◆ **Task brief**
Please write out each entry that follows, keeping it exactly the same.

◆ **Given entries**
-*-*-

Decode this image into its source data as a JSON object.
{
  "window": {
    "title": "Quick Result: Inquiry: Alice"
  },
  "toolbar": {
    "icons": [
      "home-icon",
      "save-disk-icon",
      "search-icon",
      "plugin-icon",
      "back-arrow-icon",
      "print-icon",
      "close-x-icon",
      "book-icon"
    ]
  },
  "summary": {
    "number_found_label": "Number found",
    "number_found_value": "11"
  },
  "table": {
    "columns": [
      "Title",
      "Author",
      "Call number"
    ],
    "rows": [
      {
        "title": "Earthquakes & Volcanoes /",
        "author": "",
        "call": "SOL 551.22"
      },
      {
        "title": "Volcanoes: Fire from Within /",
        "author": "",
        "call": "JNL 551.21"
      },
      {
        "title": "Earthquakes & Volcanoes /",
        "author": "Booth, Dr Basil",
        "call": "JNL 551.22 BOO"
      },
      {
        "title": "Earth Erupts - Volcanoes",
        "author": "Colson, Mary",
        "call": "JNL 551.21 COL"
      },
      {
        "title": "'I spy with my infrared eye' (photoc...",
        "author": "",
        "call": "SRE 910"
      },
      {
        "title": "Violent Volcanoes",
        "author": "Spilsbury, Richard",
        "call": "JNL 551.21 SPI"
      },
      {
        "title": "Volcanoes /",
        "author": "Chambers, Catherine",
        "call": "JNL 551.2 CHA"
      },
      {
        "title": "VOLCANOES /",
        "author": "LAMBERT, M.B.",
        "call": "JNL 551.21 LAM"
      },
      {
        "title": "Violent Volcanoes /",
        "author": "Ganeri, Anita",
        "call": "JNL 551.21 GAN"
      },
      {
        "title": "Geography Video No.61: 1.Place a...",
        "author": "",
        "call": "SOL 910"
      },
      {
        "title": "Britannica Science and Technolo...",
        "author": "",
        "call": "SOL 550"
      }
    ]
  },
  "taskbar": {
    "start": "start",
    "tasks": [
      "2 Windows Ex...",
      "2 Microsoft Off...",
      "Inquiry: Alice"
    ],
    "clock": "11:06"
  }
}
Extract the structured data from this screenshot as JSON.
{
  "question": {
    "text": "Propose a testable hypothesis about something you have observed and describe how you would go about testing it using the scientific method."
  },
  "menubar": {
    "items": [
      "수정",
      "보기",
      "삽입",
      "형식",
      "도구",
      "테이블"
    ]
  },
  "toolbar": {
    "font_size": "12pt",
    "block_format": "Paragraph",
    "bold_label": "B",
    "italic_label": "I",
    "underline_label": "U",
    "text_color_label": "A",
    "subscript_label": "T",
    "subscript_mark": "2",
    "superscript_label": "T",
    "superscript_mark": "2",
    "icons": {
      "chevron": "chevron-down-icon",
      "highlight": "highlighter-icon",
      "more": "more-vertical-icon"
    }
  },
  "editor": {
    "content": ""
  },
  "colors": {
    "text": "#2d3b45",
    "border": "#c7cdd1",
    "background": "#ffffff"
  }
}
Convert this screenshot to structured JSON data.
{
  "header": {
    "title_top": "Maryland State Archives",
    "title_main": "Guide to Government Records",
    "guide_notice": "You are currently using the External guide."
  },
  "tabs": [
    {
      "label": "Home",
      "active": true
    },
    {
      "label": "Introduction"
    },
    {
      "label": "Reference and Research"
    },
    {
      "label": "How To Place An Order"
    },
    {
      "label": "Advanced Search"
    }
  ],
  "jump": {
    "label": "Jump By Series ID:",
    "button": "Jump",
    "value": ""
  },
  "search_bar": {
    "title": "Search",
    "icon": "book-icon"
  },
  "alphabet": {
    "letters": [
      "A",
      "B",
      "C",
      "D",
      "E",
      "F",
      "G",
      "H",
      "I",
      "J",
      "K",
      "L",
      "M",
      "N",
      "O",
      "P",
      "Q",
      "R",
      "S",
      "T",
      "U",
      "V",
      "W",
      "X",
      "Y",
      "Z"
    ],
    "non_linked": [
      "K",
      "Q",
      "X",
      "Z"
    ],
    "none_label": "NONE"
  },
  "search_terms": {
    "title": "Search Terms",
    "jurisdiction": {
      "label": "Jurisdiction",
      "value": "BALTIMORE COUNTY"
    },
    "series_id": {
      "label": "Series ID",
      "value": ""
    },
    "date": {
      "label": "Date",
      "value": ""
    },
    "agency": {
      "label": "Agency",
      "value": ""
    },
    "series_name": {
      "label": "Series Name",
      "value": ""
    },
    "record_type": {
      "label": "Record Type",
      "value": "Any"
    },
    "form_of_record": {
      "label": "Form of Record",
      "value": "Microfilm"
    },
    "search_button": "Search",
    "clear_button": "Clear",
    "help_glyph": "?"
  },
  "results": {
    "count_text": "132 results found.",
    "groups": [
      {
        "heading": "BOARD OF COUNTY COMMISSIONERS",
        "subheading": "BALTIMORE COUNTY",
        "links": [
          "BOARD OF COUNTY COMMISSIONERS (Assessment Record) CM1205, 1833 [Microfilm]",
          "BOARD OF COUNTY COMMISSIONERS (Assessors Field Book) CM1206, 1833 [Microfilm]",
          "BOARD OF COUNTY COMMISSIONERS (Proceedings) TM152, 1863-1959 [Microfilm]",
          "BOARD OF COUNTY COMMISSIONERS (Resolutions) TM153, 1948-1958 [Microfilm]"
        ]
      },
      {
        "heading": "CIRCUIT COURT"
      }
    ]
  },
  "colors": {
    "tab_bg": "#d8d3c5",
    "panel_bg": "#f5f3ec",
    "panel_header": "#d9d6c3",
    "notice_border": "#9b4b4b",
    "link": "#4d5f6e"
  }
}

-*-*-

◆ **The completed task**
Decode this image into its source data as a JSON object.
{
  "window": {
    "title": "Quick Result: Inquiry: Alice"
  },
  "toolbar": {
    "icons": [
      "home-icon",
      "save-disk-icon",
      "search-icon",
      "plugin-icon",
      "back-arrow-icon",
      "print-icon",
      "close-x-icon",
      "book-icon"
    ]
  },
  "summary": {
    "number_found_label": "Number found",
    "number_found_value": "11"
  },
  "table": {
    "columns": [
      "Title",
      "Author",
      "Call number"
    ],
    "rows": [
      {
        "title": "Earthquakes & Volcanoes /",
        "author": "",
        "call": "SOL 551.22"
      },
      {
        "title": "Volcanoes: Fire from Within /",
        "author": "",
        "call": "JNL 551.21"
      },
      {
        "title": "Earthquakes & Volcanoes /",
        "author": "Booth, Dr Basil",
        "call": "JNL 551.22 BOO"
      },
      {
        "title": "Earth Erupts - Volcanoes",
        "author": "Colson, Mary",
        "call": "JNL 551.21 COL"
      },
      {
        "title": "'I spy with my infrared eye' (photoc...",
        "author": "",
        "call": "SRE 910"
      },
      {
        "title": "Violent Volcanoes",
        "author": "Spilsbury, Richard",
        "call": "JNL 551.21 SPI"
      },
      {
        "title": "Volcanoes /",
        "author": "Chambers, Catherine",
        "call": "JNL 551.2 CHA"
      },
      {
        "title": "VOLCANOES /",
        "author": "LAMBERT, M.B.",
        "call": "JNL 551.21 LAM"
      },
      {
        "title": "Violent Volcanoes /",
        "author": "Ganeri, Anita",
        "call": "JNL 551.21 GAN"
      },
      {
        "title": "Geography Video No.61: 1.Place a...",
        "author": "",
        "call": "SOL 910"
      },
      {
        "title": "Britannica Science and Technolo...",
        "author": "",
        "call": "SOL 550"
      }
    ]
  },
  "taskbar": {
    "start": "start",
    "tasks": [
      "2 Windows Ex...",
      "2 Microsoft Off...",
      "Inquiry: Alice"
    ],
    "clock": "11:06"
  }
}
Extract the structured data from this screenshot as JSON.
{
  "question": {
    "text": "Propose a testable hypothesis about something you have observed and describe how you would go about testing it using the scientific method."
  },
  "menubar": {
    "items": [
      "수정",
      "보기",
      "삽입",
      "형식",
      "도구",
      "테이블"
    ]
  },
  "toolbar": {
    "font_size": "12pt",
    "block_format": "Paragraph",
    "bold_label": "B",
    "italic_label": "I",
    "underline_label": "U",
    "text_color_label": "A",
    "subscript_label": "T",
    "subscript_mark": "2",
    "superscript_label": "T",
    "superscript_mark": "2",
    "icons": {
      "chevron": "chevron-down-icon",
      "highlight": "highlighter-icon",
      "more": "more-vertical-icon"
    }
  },
  "editor": {
    "content": ""
  },
  "colors": {
    "text": "#2d3b45",
    "border": "#c7cdd1",
    "background": "#ffffff"
  }
}
Convert this screenshot to structured JSON data.
{
  "header": {
    "title_top": "Maryland State Archives",
    "title_main": "Guide to Government Records",
    "guide_notice": "You are currently using the External guide."
  },
  "tabs": [
    {
      "label": "Home",
      "active": true
    },
    {
      "label": "Introduction"
    },
    {
      "label": "Reference and Research"
    },
    {
      "label": "How To Place An Order"
    },
    {
      "label": "Advanced Search"
    }
  ],
  "jump": {
    "label": "Jump By Series ID:",
    "button": "Jump",
    "value": ""
  },
  "search_bar": {
    "title": "Search",
    "icon": "book-icon"
  },
  "alphabet": {
    "letters": [
      "A",
      "B",
      "C",
      "D",
      "E",
      "F",
      "G",
      "H",
      "I",
      "J",
      "K",
      "L",
      "M",
      "N",
      "O",
      "P",
      "Q",
      "R",
      "S",
      "T",
      "U",
      "V",
      "W",
      "X",
      "Y",
      "Z"
    ],
    "non_linked": [
      "K",
      "Q",
      "X",
      "Z"
    ],
    "none_label": "NONE"
  },
  "search_terms": {
    "title": "Search Terms",
    "jurisdiction": {
      "label": "Jurisdiction",
      "value": "BALTIMORE COUNTY"
    },
    "series_id": {
      "label": "Series ID",
      "value": ""
    },
    "date": {
      "label": "Date",
      "value": ""
    },
    "agency": {
      "label": "Agency",
      "value": ""
    },
    "series_name": {
      "label": "Series Name",
      "value": ""
    },
    "record_type": {
      "label": "Record Type",
      "value": "Any"
    },
    "form_of_record": {
      "label": "Form of Record",
      "value": "Microfilm"
    },
    "search_button": "Search",
    "clear_button": "Clear",
    "help_glyph": "?"
  },
  "results": {
    "count_text": "132 results found.",
    "groups": [
      {
        "heading": "BOARD OF COUNTY COMMISSIONERS",
        "subheading": "BALTIMORE COUNTY",
        "links": [
          "BOARD OF COUNTY COMMISSIONERS (Assessment Record) CM1205, 1833 [Microfilm]",
          "BOARD OF COUNTY COMMISSIONERS (Assessors Field Book) CM1206, 1833 [Microfilm]",
          "BOARD OF COUNTY COMMISSIONERS (Proceedings) TM152, 1863-1959 [Microfilm]",
          "BOARD OF COUNTY COMMISSIONERS (Resolutions) TM153, 1948-1958 [Microfilm]"
        ]
      },
      {
        "heading": "CIRCUIT COURT"
      }
    ]
  },
  "colors": {
    "tab_bg": "#d8d3c5",
    "panel_bg": "#f5f3ec",
    "panel_header": "#d9d6c3",
    "notice_border": "#9b4b4b",
    "link": "#4d5f6e"
  }
}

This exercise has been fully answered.